It effectively ended any efforts by him to extend the CTC stimulus check through 2025 and ended hopes of a fourth stimulus check.
Record Inflation Dictates Need For Further Stimulus Support
The inflation rate began creeping up around the time the third stimulus check was declared with the signing of the Rescue Plan in March 2021. It crossed the 8% mark in the first quarter of 2022 and reached 9.1% in June, the highest since November 1981.
Prices went through the roof as people struggled to survive with the real value of wages going down for the first time in decades. This happened even though pre-pandemic wages had seen a healthy growth of around 3.6%. But with inflation rates way above the 8% mark, it meant that people were getting much less value for money than in the pre-pandemic period.
States Move In To Protect Residents From Inflation
With no federal support forthcoming, states have relied on their budget surplus and the Rescue Plan funds to provide inflation relief stimulus checks for their residents. While the strong economic growth in the last two quarters of 2021 ensured that most states had a healthy budget surplus, the Rescue Plan funds were substantial and did not come with any restrictions on spending.
The states have also been prompted by the only rider that comes with the Rescue Plan fund allocation to states. The states are obligated to commit the funds by 2024 and ensure their expenditure by 2026. Any remaining funds will revert to the federal administration.
The support being contributed by states varies both in the amount and the way it is being provided. While many have gone for stimulus checks either directly to bank accounts or through paper checks through the US Postal Service, others have provided support in other forms. This includes income tax rebates, sales tax holidays on a particular product such as diesel or food items, and prepaid debit cards to cover the cost of gasoline and commutation.
California and Florida are among the latest to announce support measures. With this addition, the number of states has swelled to 21 and more states are contemplating monetary support measures to help out residents cope with rising inflation.
While the Republican Governor of Florida, Ron DeSantis has announced a limited stimulus check benefitting only around 59,000 families and individuals with a $450 stimulus check, California is giving out payments of up to $1,050 to around 23 million families, comprising 60% of the population of the Golden State.
Individuals with earnings below $75,000 will get a $350 stimulus check, and they are eligible to claim the same amount for a maximum of one dependent. For a married couple filing jointly and with earnings of $150,000 or below, the amount works out to $700 plus another $350 for one dependent. Thus, families and individuals in this earning bracket earn the maximum possible under the California middle-class stimulus check.
Florida on the other hand is giving the $450 stimulus check to foster parents, related and non-related caregivers, and people on welfare. Gov. DeSantis has been a strong opponent of the stimulus check but has fallen back on the Rescue Plan funds to send out the funds. He said that the money was being spent as it would otherwise revert to the federal administration if it remained unspent.
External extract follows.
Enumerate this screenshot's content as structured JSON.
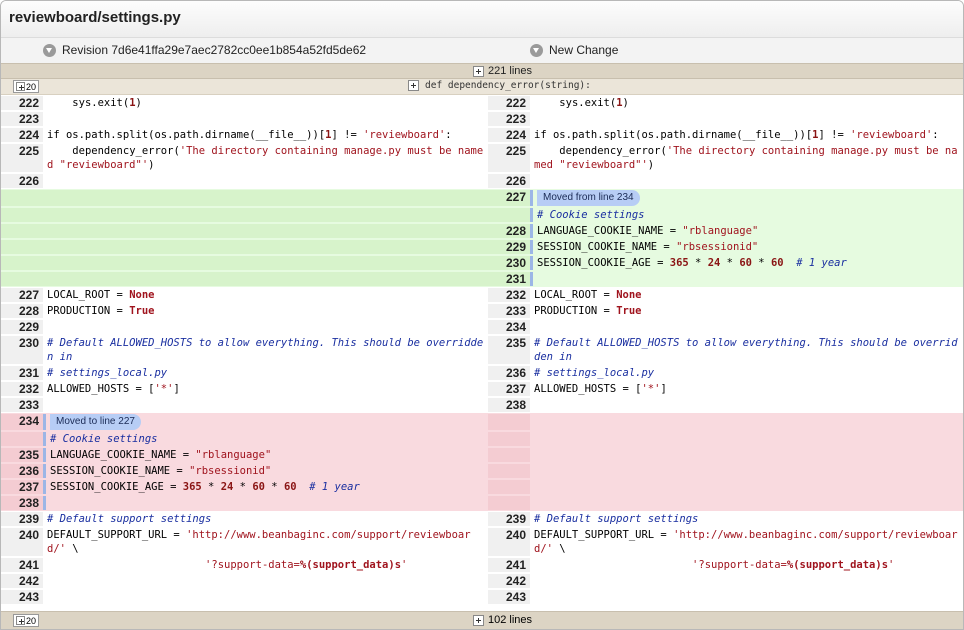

Analysts Remain Worried About Implication Of Further Stimulus On Prices Of Goods
The federal stimulus checks took part of the blame for the present inflation rate. But economists concur that the immediate flooding of money directly into the hands of citizens was the only way to prevent large-scale starvation, mortgage and loan default, homelessness, and even lawlessness.
The economy would also have been dealt a severe blow and the Rescue Plan saved the economy from a deep recession.
Despite the unprecedented and prolonged shutdown, the American economy was back on track within one single quarter. The brief recession was followed by an economic boom as people spent the extra money of around a trillion dollars on products instead of on goods.